> _How to complete this task_
Report back each line of the records that contains the string "label".

——

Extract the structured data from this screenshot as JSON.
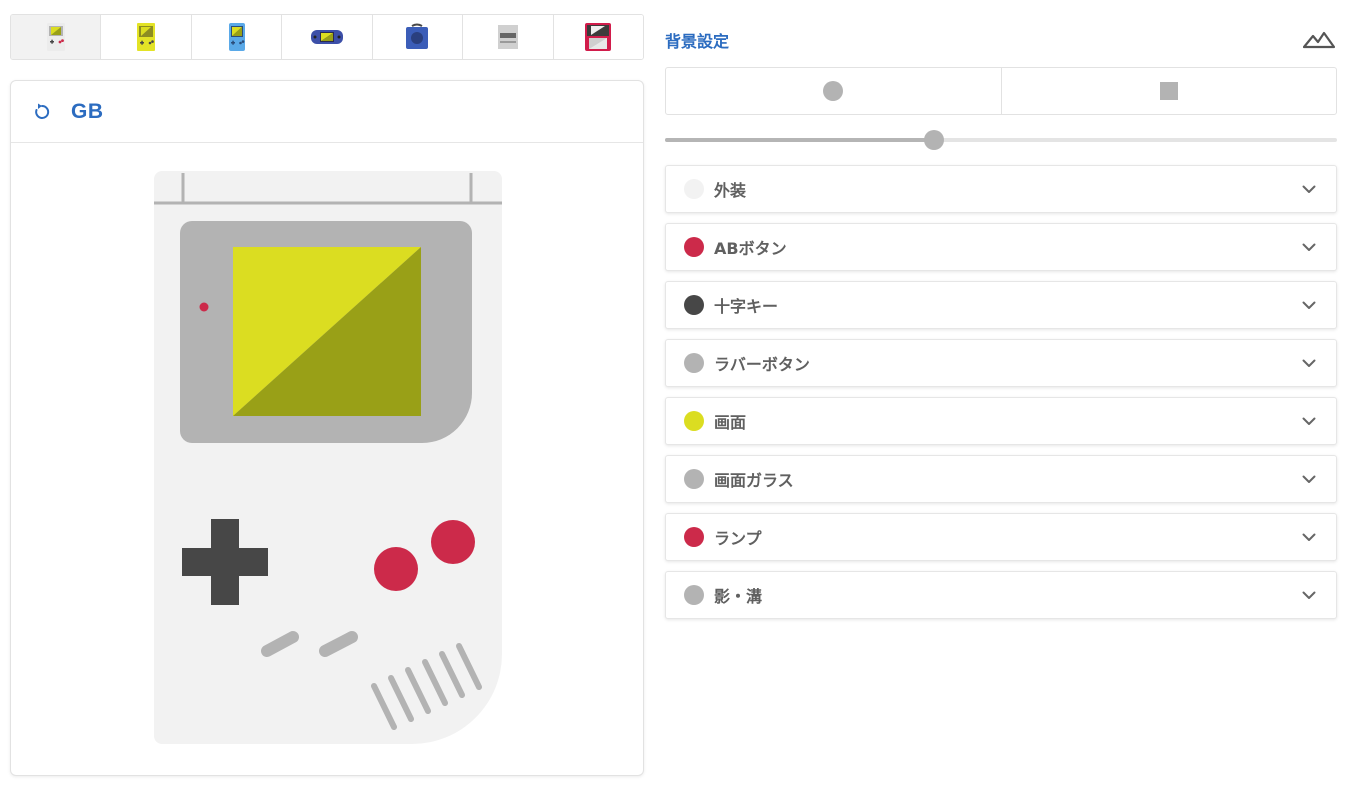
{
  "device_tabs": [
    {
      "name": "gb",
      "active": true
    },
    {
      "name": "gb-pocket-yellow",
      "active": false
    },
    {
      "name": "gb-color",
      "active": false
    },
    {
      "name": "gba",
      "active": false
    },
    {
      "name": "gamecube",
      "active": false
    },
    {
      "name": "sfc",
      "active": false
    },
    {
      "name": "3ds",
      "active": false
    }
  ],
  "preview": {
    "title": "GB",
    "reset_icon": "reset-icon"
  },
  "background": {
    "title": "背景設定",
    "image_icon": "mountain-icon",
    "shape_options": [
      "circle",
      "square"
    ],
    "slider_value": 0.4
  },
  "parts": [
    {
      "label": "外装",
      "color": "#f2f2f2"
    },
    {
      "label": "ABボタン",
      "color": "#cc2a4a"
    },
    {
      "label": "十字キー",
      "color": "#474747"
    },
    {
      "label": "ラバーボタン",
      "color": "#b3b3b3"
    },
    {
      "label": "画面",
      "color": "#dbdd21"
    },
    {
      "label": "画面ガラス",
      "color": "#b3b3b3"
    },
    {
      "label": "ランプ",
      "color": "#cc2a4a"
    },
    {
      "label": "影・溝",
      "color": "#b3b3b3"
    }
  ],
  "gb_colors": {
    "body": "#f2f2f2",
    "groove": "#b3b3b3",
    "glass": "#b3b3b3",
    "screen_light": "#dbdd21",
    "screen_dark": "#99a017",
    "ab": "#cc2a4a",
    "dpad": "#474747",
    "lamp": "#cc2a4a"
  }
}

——

> _Your solution_
      "label": "外装",
      "label": "ABボタン",
      "label": "十字キー",
      "label": "ラバーボタン",
      "label": "画面",
      "label": "画面ガラス",
      "label": "ランプ",
      "label": "影・溝",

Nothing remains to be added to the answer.